What to do:
Take every line from the records below that includes the word "title".

(Records from a collection)

..............................

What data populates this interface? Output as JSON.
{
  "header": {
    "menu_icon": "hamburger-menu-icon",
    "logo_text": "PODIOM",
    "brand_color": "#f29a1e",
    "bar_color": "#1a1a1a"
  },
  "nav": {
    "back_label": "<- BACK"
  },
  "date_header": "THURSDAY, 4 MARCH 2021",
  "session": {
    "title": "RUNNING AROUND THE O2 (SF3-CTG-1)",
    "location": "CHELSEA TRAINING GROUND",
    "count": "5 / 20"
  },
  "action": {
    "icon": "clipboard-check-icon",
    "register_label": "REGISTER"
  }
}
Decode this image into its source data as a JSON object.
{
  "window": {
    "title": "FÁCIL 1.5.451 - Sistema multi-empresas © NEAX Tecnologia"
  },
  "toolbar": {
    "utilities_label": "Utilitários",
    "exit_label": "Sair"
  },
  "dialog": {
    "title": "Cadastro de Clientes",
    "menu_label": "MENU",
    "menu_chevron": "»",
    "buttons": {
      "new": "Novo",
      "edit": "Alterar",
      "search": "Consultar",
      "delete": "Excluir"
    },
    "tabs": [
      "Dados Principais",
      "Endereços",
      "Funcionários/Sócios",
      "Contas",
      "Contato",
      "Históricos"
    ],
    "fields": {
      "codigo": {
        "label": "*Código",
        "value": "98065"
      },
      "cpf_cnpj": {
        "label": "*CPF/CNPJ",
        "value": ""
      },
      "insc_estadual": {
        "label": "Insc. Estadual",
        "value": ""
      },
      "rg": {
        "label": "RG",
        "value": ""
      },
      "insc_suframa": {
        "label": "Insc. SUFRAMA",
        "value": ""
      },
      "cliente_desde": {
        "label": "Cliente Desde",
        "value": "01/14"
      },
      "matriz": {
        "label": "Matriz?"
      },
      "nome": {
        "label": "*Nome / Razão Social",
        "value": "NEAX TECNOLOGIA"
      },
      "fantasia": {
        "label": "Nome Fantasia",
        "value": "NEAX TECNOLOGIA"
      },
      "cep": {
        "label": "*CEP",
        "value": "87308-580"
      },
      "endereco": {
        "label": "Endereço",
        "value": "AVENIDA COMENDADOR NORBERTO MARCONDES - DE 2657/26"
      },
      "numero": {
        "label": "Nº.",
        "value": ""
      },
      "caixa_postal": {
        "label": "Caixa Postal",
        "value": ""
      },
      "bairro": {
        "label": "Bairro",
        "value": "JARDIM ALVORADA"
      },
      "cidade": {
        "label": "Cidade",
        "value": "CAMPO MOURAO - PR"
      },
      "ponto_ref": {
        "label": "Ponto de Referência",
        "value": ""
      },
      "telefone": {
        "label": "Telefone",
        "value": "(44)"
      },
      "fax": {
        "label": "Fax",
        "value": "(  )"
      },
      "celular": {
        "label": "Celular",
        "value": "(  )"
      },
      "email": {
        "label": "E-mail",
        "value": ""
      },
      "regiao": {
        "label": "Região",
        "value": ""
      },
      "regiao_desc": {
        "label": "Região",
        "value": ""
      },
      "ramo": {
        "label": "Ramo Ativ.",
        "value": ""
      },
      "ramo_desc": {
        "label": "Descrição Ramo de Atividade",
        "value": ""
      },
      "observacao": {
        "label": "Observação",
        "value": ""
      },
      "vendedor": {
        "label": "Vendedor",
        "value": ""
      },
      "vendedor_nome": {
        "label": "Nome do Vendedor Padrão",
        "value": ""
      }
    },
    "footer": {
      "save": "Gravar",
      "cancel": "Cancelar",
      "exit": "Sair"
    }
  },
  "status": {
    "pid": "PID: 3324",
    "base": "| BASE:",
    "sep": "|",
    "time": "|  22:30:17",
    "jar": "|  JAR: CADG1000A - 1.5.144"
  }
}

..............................

Task solution:
    "title": "RUNNING AROUND THE O2 (SF3-CTG-1)",
    "title": "FÁCIL 1.5.451 - Sistema multi-empresas © NEAX Tecnologia"
    "title": "Cadastro de Clientes",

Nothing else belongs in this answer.